Army and police have been deployed across Libreville, the capital of Gabon, as the West African nation braces itself for the hotly contested results of a presidential election in which both candidates have already declared victory. Analysts in the African oil producer had expected opposition candidate Jean Ping to win, ending the 50-year-rule in Gabon of the Bongo dynasty.

However, as the country's electoral commission sits in a closed door session, having already missed their deadline to announce the result on Tuesday evening (30 August), fears have been raised of rioting in Liberville.

Violence greeted the disputed electoral victory of incumbent Ali Bongo in 2009. Gabon's current president replaced his father Omar Bongo as leader following his death in the same year
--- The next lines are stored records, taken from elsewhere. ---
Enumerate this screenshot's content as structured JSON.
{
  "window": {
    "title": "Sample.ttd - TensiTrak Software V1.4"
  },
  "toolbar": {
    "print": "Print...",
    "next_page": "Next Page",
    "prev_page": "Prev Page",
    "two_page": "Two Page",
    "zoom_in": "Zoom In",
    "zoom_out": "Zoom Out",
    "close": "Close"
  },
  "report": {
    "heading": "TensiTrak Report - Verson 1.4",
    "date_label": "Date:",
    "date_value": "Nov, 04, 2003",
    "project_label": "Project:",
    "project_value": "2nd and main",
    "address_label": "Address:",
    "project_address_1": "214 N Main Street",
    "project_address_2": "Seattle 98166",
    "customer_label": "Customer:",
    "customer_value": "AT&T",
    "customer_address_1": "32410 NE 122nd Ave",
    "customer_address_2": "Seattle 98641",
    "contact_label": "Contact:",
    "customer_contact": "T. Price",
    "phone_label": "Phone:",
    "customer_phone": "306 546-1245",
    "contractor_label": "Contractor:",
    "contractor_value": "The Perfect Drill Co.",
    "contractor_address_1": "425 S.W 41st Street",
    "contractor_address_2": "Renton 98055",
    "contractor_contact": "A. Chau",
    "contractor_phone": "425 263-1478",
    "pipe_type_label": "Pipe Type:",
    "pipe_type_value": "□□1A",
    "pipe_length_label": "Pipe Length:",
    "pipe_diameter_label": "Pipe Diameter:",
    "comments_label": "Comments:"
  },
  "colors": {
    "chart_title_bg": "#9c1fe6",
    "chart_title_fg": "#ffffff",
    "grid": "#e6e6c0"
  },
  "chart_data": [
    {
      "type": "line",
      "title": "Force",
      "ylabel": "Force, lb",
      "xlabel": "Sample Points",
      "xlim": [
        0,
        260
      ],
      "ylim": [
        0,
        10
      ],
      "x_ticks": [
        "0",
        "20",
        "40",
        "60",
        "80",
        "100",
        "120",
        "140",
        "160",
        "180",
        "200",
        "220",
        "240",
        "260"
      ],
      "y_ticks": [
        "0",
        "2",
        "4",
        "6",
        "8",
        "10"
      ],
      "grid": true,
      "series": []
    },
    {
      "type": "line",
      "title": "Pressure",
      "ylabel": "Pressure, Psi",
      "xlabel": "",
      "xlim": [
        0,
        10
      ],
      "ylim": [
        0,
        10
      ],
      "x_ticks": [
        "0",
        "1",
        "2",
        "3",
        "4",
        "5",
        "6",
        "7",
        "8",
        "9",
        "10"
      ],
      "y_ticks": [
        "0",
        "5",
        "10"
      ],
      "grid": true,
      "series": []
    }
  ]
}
The younger Bongo has faced a surprisingly strong challenge from Ping, a former foreign minister after a coalition of opposition parties united behind him.

Ping, so confident of his victory, said on Sunday after polls closed: "I am elected. I am waiting for the outgoing president to call me to congratulate me." Ping has also predicted a margin of victory of 10 percent of the popular vote, Reuters reported.

At the same time, Bongo has indicated he expects a win. "Be confident, great things await us," he said adding he was expectantly awaiting the announcement of the national election commission.

The Guardian reported that the campaign between the two men, who are practically family – Ping is the father of two of Bongo's nephews – has been characterised by bitter smears.

Ping had accused Ali being an adopted Nigerian refugee and of no relation to his father. He has also accused Bongo of genocide, theft and being a pyromaniac.

Photo gallery: Violent scenes in Gabon as opposition protesters claim electoral fraud

Premature election predictions by France's Socialist party have also given rise to accusations of interference against Gabon's former colonial ruler. "First estimates indicate that the outgoing president, Ali Bongo, will be beaten by Jean Ping ... A changeover would be a sign of good democratic health and an example," the ruling French party said in a statement.